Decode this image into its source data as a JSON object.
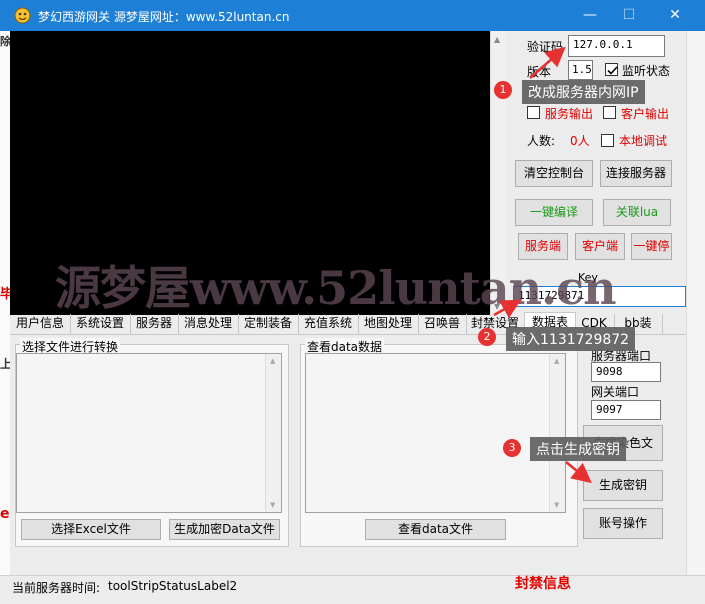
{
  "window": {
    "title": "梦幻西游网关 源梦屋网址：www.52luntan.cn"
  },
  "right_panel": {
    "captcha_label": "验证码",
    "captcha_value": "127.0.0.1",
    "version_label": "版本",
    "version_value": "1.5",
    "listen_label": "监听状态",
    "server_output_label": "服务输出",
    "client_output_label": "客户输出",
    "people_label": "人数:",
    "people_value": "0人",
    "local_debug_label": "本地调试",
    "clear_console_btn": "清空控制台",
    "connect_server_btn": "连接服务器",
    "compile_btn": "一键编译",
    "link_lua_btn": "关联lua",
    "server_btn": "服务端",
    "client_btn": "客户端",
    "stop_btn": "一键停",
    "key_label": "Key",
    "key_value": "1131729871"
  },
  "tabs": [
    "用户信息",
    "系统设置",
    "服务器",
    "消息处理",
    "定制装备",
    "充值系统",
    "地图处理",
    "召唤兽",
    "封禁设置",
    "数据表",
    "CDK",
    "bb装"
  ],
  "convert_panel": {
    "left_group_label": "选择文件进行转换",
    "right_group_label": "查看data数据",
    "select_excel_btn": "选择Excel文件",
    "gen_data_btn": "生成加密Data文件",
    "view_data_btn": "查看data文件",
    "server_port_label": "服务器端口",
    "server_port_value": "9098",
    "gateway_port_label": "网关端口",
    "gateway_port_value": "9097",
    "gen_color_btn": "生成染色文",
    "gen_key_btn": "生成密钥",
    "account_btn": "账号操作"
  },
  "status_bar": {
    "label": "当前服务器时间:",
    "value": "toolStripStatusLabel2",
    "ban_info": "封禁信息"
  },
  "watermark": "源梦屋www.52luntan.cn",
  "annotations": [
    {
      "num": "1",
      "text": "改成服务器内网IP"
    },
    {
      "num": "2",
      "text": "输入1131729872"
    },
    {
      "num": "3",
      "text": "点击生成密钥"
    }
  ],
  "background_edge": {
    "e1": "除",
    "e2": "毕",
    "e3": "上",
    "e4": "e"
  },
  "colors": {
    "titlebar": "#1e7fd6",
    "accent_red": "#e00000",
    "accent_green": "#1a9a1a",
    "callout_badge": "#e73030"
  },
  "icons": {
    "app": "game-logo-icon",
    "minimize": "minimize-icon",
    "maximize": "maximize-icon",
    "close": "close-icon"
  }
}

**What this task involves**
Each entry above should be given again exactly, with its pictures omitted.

**Response box**
Decode this image into its source data as a JSON object.
{
  "window": {
    "title": "梦幻西游网关 源梦屋网址：www.52luntan.cn"
  },
  "right_panel": {
    "captcha_label": "验证码",
    "captcha_value": "127.0.0.1",
    "version_label": "版本",
    "version_value": "1.5",
    "listen_label": "监听状态",
    "server_output_label": "服务输出",
    "client_output_label": "客户输出",
    "people_label": "人数:",
    "people_value": "0人",
    "local_debug_label": "本地调试",
    "clear_console_btn": "清空控制台",
    "connect_server_btn": "连接服务器",
    "compile_btn": "一键编译",
    "link_lua_btn": "关联lua",
    "server_btn": "服务端",
    "client_btn": "客户端",
    "stop_btn": "一键停",
    "key_label": "Key",
    "key_value": "1131729871"
  },
  "tabs": [
    "用户信息",
    "系统设置",
    "服务器",
    "消息处理",
    "定制装备",
    "充值系统",
    "地图处理",
    "召唤兽",
    "封禁设置",
    "数据表",
    "CDK",
    "bb装"
  ],
  "convert_panel": {
    "left_group_label": "选择文件进行转换",
    "right_group_label": "查看data数据",
    "select_excel_btn": "选择Excel文件",
    "gen_data_btn": "生成加密Data文件",
    "view_data_btn": "查看data文件",
    "server_port_label": "服务器端口",
    "server_port_value": "9098",
    "gateway_port_label": "网关端口",
    "gateway_port_value": "9097",
    "gen_color_btn": "生成染色文",
    "gen_key_btn": "生成密钥",
    "account_btn": "账号操作"
  },
  "status_bar": {
    "label": "当前服务器时间:",
    "value": "toolStripStatusLabel2",
    "ban_info": "封禁信息"
  },
  "watermark": "源梦屋www.52luntan.cn",
  "annotations": [
    {
      "num": "1",
      "text": "改成服务器内网IP"
    },
    {
      "num": "2",
      "text": "输入1131729872"
    },
    {
      "num": "3",
      "text": "点击生成密钥"
    }
  ],
  "background_edge": {
    "e1": "除",
    "e2": "毕",
    "e3": "上",
    "e4": "e"
  },
  "colors": {
    "titlebar": "#1e7fd6",
    "accent_red": "#e00000",
    "accent_green": "#1a9a1a",
    "callout_badge": "#e73030"
  },
  "icons": {
    "app": "game-logo-icon",
    "minimize": "minimize-icon",
    "maximize": "maximize-icon",
    "close": "close-icon"
  }
}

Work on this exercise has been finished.